▶ _Records for the exercise_

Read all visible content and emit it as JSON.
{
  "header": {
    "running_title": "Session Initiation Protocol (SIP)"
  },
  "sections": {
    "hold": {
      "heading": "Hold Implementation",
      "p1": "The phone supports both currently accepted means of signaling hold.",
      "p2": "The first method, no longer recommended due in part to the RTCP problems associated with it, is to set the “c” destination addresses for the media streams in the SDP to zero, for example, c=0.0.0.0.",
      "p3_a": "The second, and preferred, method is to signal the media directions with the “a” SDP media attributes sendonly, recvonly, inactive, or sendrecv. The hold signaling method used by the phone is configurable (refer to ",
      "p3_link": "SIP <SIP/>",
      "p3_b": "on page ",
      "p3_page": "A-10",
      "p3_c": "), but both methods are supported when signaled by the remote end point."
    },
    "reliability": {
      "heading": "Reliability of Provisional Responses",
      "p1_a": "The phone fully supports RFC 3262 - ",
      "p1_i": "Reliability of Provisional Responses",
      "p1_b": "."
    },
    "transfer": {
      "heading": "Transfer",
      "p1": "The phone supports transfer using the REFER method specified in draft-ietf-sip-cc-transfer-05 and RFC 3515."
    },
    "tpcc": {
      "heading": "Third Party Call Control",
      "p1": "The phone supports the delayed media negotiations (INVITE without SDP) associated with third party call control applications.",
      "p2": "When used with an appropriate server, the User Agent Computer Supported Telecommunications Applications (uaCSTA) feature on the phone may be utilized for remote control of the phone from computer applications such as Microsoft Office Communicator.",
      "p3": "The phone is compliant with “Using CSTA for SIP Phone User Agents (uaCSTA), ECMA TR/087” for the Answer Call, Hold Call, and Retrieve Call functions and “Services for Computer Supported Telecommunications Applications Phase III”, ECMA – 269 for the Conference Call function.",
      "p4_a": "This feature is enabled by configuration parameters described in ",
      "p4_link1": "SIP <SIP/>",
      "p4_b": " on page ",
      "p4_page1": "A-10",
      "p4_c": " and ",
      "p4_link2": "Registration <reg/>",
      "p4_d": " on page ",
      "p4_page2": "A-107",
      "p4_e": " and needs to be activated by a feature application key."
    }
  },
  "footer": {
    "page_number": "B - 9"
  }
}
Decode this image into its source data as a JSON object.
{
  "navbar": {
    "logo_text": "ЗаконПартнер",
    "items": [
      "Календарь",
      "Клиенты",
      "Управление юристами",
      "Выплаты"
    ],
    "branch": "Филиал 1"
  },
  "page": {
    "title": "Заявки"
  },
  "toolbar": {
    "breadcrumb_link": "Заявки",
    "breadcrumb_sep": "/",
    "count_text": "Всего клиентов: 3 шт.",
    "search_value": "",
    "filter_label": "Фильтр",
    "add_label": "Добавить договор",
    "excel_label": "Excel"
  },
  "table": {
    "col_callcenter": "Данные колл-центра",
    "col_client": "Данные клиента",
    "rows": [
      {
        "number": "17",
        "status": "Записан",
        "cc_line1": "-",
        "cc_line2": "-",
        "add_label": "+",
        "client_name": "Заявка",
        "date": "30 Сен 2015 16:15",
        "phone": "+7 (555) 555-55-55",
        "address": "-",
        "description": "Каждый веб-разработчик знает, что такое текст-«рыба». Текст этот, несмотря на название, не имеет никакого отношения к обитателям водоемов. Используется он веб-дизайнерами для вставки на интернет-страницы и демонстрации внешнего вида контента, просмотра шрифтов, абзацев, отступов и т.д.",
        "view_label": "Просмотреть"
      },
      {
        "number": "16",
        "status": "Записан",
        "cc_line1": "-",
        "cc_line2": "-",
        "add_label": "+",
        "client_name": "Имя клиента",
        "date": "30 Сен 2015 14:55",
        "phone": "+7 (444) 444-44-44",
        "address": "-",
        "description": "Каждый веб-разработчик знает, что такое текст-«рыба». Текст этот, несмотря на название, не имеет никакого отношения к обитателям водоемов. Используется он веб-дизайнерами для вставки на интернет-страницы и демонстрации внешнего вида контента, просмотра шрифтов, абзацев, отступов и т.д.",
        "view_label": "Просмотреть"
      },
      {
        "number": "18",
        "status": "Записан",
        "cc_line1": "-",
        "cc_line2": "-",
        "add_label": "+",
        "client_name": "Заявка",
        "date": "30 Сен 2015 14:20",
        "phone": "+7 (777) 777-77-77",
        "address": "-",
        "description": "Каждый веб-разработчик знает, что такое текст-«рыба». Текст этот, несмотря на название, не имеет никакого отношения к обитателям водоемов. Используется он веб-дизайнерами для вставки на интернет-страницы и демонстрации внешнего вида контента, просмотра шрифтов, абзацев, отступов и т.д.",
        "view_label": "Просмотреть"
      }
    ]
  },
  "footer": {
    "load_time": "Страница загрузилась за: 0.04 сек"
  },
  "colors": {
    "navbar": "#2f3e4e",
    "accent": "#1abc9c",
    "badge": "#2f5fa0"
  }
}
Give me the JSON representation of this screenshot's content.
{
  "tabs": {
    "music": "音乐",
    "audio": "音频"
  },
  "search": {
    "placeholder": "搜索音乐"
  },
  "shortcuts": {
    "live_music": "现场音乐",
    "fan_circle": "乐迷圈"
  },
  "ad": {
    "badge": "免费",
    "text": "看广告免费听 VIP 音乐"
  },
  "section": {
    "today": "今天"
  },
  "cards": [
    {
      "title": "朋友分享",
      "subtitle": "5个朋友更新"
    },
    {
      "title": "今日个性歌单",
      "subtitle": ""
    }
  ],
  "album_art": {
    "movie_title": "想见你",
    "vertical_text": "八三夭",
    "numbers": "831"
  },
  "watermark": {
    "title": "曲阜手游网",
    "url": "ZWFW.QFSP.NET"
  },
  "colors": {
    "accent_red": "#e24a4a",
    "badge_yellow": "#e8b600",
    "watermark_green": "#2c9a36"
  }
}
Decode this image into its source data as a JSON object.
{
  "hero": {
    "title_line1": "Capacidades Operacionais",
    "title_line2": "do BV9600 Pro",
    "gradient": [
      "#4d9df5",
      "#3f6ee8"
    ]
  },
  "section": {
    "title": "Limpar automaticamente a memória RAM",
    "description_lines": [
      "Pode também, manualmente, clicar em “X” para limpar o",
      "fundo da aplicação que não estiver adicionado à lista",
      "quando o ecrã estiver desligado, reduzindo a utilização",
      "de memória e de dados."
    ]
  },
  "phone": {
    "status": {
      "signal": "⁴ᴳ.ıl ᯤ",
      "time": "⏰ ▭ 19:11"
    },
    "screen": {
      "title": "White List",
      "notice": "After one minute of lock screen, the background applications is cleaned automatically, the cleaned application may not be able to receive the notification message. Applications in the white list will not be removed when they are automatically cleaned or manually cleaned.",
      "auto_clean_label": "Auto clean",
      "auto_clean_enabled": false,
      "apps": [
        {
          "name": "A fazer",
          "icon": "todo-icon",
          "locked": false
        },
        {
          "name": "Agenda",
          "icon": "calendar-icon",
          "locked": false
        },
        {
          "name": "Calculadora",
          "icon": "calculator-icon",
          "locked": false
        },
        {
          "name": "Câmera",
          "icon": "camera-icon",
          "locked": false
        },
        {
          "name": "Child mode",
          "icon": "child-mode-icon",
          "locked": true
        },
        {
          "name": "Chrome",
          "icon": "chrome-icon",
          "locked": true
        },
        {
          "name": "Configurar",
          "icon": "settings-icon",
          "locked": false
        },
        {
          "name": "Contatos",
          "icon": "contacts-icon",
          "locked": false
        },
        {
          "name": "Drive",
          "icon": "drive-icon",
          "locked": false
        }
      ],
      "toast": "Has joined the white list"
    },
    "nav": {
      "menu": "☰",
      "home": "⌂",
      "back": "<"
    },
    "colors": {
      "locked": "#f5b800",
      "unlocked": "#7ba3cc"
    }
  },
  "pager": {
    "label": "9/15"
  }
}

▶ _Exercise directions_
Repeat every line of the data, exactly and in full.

▶ _Response to the exercise_
Read all visible content and emit it as JSON.
{
  "header": {
    "running_title": "Session Initiation Protocol (SIP)"
  },
  "sections": {
    "hold": {
      "heading": "Hold Implementation",
      "p1": "The phone supports both currently accepted means of signaling hold.",
      "p2": "The first method, no longer recommended due in part to the RTCP problems associated with it, is to set the “c” destination addresses for the media streams in the SDP to zero, for example, c=0.0.0.0.",
      "p3_a": "The second, and preferred, method is to signal the media directions with the “a” SDP media attributes sendonly, recvonly, inactive, or sendrecv. The hold signaling method used by the phone is configurable (refer to ",
      "p3_link": "SIP <SIP/>",
      "p3_b": "on page ",
      "p3_page": "A-10",
      "p3_c": "), but both methods are supported when signaled by the remote end point."
    },
    "reliability": {
      "heading": "Reliability of Provisional Responses",
      "p1_a": "The phone fully supports RFC 3262 - ",
      "p1_i": "Reliability of Provisional Responses",
      "p1_b": "."
    },
    "transfer": {
      "heading": "Transfer",
      "p1": "The phone supports transfer using the REFER method specified in draft-ietf-sip-cc-transfer-05 and RFC 3515."
    },
    "tpcc": {
      "heading": "Third Party Call Control",
      "p1": "The phone supports the delayed media negotiations (INVITE without SDP) associated with third party call control applications.",
      "p2": "When used with an appropriate server, the User Agent Computer Supported Telecommunications Applications (uaCSTA) feature on the phone may be utilized for remote control of the phone from computer applications such as Microsoft Office Communicator.",
      "p3": "The phone is compliant with “Using CSTA for SIP Phone User Agents (uaCSTA), ECMA TR/087” for the Answer Call, Hold Call, and Retrieve Call functions and “Services for Computer Supported Telecommunications Applications Phase III”, ECMA – 269 for the Conference Call function.",
      "p4_a": "This feature is enabled by configuration parameters described in ",
      "p4_link1": "SIP <SIP/>",
      "p4_b": " on page ",
      "p4_page1": "A-10",
      "p4_c": " and ",
      "p4_link2": "Registration <reg/>",
      "p4_d": " on page ",
      "p4_page2": "A-107",
      "p4_e": " and needs to be activated by a feature application key."
    }
  },
  "footer": {
    "page_number": "B - 9"
  }
}
Decode this image into its source data as a JSON object.
{
  "navbar": {
    "logo_text": "ЗаконПартнер",
    "items": [
      "Календарь",
      "Клиенты",
      "Управление юристами",
      "Выплаты"
    ],
    "branch": "Филиал 1"
  },
  "page": {
    "title": "Заявки"
  },
  "toolbar": {
    "breadcrumb_link": "Заявки",
    "breadcrumb_sep": "/",
    "count_text": "Всего клиентов: 3 шт.",
    "search_value": "",
    "filter_label": "Фильтр",
    "add_label": "Добавить договор",
    "excel_label": "Excel"
  },
  "table": {
    "col_callcenter": "Данные колл-центра",
    "col_client": "Данные клиента",
    "rows": [
      {
        "number": "17",
        "status": "Записан",
        "cc_line1": "-",
        "cc_line2": "-",
        "add_label": "+",
        "client_name": "Заявка",
        "date": "30 Сен 2015 16:15",
        "phone": "+7 (555) 555-55-55",
        "address": "-",
        "description": "Каждый веб-разработчик знает, что такое текст-«рыба». Текст этот, несмотря на название, не имеет никакого отношения к обитателям водоемов. Используется он веб-дизайнерами для вставки на интернет-страницы и демонстрации внешнего вида контента, просмотра шрифтов, абзацев, отступов и т.д.",
        "view_label": "Просмотреть"
      },
      {
        "number": "16",
        "status": "Записан",
        "cc_line1": "-",
        "cc_line2": "-",
        "add_label": "+",
        "client_name": "Имя клиента",
        "date": "30 Сен 2015 14:55",
        "phone": "+7 (444) 444-44-44",
        "address": "-",
        "description": "Каждый веб-разработчик знает, что такое текст-«рыба». Текст этот, несмотря на название, не имеет никакого отношения к обитателям водоемов. Используется он веб-дизайнерами для вставки на интернет-страницы и демонстрации внешнего вида контента, просмотра шрифтов, абзацев, отступов и т.д.",
        "view_label": "Просмотреть"
      },
      {
        "number": "18",
        "status": "Записан",
        "cc_line1": "-",
        "cc_line2": "-",
        "add_label": "+",
        "client_name": "Заявка",
        "date": "30 Сен 2015 14:20",
        "phone": "+7 (777) 777-77-77",
        "address": "-",
        "description": "Каждый веб-разработчик знает, что такое текст-«рыба». Текст этот, несмотря на название, не имеет никакого отношения к обитателям водоемов. Используется он веб-дизайнерами для вставки на интернет-страницы и демонстрации внешнего вида контента, просмотра шрифтов, абзацев, отступов и т.д.",
        "view_label": "Просмотреть"
      }
    ]
  },
  "footer": {
    "load_time": "Страница загрузилась за: 0.04 сек"
  },
  "colors": {
    "navbar": "#2f3e4e",
    "accent": "#1abc9c",
    "badge": "#2f5fa0"
  }
}
Give me the JSON representation of this screenshot's content.
{
  "tabs": {
    "music": "音乐",
    "audio": "音频"
  },
  "search": {
    "placeholder": "搜索音乐"
  },
  "shortcuts": {
    "live_music": "现场音乐",
    "fan_circle": "乐迷圈"
  },
  "ad": {
    "badge": "免费",
    "text": "看广告免费听 VIP 音乐"
  },
  "section": {
    "today": "今天"
  },
  "cards": [
    {
      "title": "朋友分享",
      "subtitle": "5个朋友更新"
    },
    {
      "title": "今日个性歌单",
      "subtitle": ""
    }
  ],
  "album_art": {
    "movie_title": "想见你",
    "vertical_text": "八三夭",
    "numbers": "831"
  },
  "watermark": {
    "title": "曲阜手游网",
    "url": "ZWFW.QFSP.NET"
  },
  "colors": {
    "accent_red": "#e24a4a",
    "badge_yellow": "#e8b600",
    "watermark_green": "#2c9a36"
  }
}
Decode this image into its source data as a JSON object.
{
  "hero": {
    "title_line1": "Capacidades Operacionais",
    "title_line2": "do BV9600 Pro",
    "gradient": [
      "#4d9df5",
      "#3f6ee8"
    ]
  },
  "section": {
    "title": "Limpar automaticamente a memória RAM",
    "description_lines": [
      "Pode também, manualmente, clicar em “X” para limpar o",
      "fundo da aplicação que não estiver adicionado à lista",
      "quando o ecrã estiver desligado, reduzindo a utilização",
      "de memória e de dados."
    ]
  },
  "phone": {
    "status": {
      "signal": "⁴ᴳ.ıl ᯤ",
      "time": "⏰ ▭ 19:11"
    },
    "screen": {
      "title": "White List",
      "notice": "After one minute of lock screen, the background applications is cleaned automatically, the cleaned application may not be able to receive the notification message. Applications in the white list will not be removed when they are automatically cleaned or manually cleaned.",
      "auto_clean_label": "Auto clean",
      "auto_clean_enabled": false,
      "apps": [
        {
          "name": "A fazer",
          "icon": "todo-icon",
          "locked": false
        },
        {
          "name": "Agenda",
          "icon": "calendar-icon",
          "locked": false
        },
        {
          "name": "Calculadora",
          "icon": "calculator-icon",
          "locked": false
        },
        {
          "name": "Câmera",
          "icon": "camera-icon",
          "locked": false
        },
        {
          "name": "Child mode",
          "icon": "child-mode-icon",
          "locked": true
        },
        {
          "name": "Chrome",
          "icon": "chrome-icon",
          "locked": true
        },
        {
          "name": "Configurar",
          "icon": "settings-icon",
          "locked": false
        },
        {
          "name": "Contatos",
          "icon": "contacts-icon",
          "locked": false
        },
        {
          "name": "Drive",
          "icon": "drive-icon",
          "locked": false
        }
      ],
      "toast": "Has joined the white list"
    },
    "nav": {
      "menu": "☰",
      "home": "⌂",
      "back": "<"
    },
    "colors": {
      "locked": "#f5b800",
      "unlocked": "#7ba3cc"
    }
  },
  "pager": {
    "label": "9/15"
  }
}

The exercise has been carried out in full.